On September 9, 1975, appellant was adjudicated a delinquent child under the Juvenile Act*fn1 and was ordered placed in Waynesburg Youth Development Center. On this appeal she argues that the evidence adduced at the adjudication hearing was not sufficient to support the finding of delinquency. We affirm.
The petition, which was filed by Lawrence County Child Welfare Services on August 25, 1975, alleged that appellant "is a delinquent child within the meaning of the Juvenile Act in that she committed specific acts of habitual disobedience of the reasonable commands of her father and is ungovernable." We agree with appellant's contention that the evidence was insufficient to support this allegation. There was no testimony that appellant had ever (much less habitually) disobeyed her father. Even if we resist the temptation to be literal, and read "father" in the petition to mean "parent, guardian, or other custodian," as the language
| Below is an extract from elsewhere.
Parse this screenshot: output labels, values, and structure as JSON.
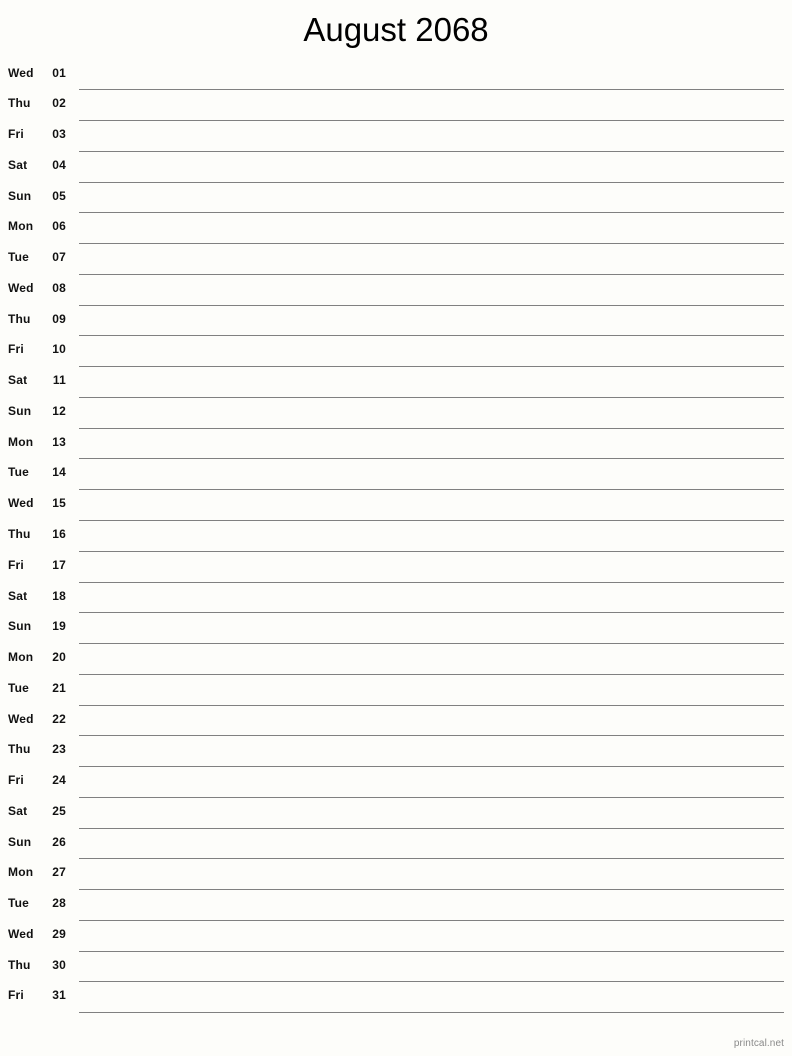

[ 249 Pa. Super. Page 153]
of the Act has it, 11 P.S. § 50-102(2)(ii), the evidence would still be insufficient.*fn2
Appellant lived for a time with her sister, Mrs. Monaco, and her sister's husband. Mr. and Mrs. Monaco's testimony established that appellant "took tantrums" in response to certain rules set down by them, but they did not say that on these occasions appellant refused to obey the rules. Mr. Monaco did state that appellant refused to go with them on a trip to visit Mr. DelSignore at the Cleveland Clinic. However, one instance of disobedience cannot alone be taken to satisfy the statute's definition of a delinquent act as "a specific act or acts of habitual disobedience." 11 P.S. § 50-102(2)(ii) (emphasis added). To be sure, the Act says "a specific act." What is a "specific act . . . of habitual disobedience?" The phrase comes close to nonsense (a single act of repetition?); but reading the Act with some forbearance leads us to suppose that the Legislature intended that a "delinquent act" may be proved by evidence of a single act of disobedience, provided there is also evidence of surrounding circumstances that suggest that the disobedience is part of a pattern of behavior. (In most cases it would seem that such evidence would amount to a showing of "specific . . . acts [not act] of habitual disobedience.") Here, we find no such suggestion. There does appear to be inherent in appellant's nature a certain resistance to and rebelliousness against persons in authority and their commands; but the evidence taken as a whole demonstrates that usually -- with the single exception of the visit to Mr. DelSignore -- appellant obeyed those commands, albeit after making a fair fuss.
If the allegations of disobedience and ungovernability were the only basis for the ...